--- Records for this task ---

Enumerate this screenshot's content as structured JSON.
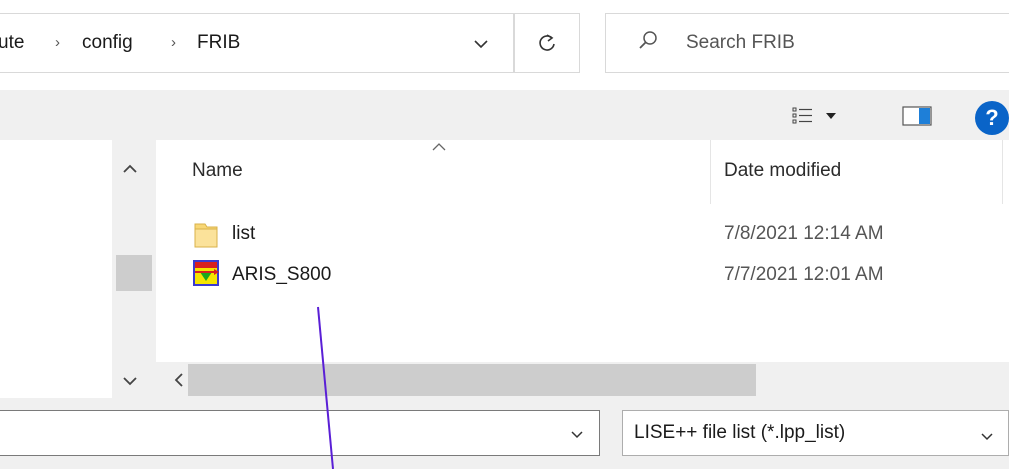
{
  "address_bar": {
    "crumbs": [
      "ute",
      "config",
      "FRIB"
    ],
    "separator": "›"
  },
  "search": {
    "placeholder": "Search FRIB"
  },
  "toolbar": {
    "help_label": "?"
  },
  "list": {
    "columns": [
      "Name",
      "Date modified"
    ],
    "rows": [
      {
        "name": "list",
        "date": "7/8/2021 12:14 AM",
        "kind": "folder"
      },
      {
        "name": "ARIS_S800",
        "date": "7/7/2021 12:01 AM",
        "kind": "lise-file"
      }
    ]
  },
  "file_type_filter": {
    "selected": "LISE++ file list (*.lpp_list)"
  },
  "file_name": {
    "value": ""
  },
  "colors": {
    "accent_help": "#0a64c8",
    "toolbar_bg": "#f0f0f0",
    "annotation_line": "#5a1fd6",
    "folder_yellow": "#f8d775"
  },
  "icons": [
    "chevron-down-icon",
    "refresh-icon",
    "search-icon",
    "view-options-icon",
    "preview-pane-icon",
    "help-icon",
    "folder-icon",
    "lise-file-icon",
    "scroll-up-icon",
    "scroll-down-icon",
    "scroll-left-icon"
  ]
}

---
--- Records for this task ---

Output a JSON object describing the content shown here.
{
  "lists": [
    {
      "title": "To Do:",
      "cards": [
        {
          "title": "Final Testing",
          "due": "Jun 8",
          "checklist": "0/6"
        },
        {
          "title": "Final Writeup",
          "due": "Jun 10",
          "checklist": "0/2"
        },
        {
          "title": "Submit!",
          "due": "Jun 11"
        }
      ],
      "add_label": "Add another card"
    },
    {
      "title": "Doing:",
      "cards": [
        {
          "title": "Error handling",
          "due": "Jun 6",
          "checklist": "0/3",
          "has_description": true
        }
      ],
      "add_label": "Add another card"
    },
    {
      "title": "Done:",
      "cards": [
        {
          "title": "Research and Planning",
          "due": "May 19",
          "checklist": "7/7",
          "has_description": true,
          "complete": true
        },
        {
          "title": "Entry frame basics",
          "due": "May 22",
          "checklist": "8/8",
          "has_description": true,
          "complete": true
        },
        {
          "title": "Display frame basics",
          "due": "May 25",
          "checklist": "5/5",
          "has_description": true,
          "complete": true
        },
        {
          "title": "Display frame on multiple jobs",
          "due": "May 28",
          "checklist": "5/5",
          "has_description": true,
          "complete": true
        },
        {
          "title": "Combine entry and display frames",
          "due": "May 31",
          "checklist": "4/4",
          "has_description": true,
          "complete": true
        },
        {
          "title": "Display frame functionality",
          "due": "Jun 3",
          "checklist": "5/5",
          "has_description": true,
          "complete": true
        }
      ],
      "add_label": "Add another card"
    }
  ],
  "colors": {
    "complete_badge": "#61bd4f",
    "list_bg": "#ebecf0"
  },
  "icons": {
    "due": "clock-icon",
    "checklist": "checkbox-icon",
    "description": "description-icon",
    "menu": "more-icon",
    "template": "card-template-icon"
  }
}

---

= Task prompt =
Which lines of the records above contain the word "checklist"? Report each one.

= Written answer =
          "checklist": "0/6"
          "checklist": "0/2"
          "checklist": "0/3",
          "checklist": "7/7",
          "checklist": "8/8",
          "checklist": "5/5",
          "checklist": "5/5",
          "checklist": "4/4",
          "checklist": "5/5",
    "checklist": "checkbox-icon",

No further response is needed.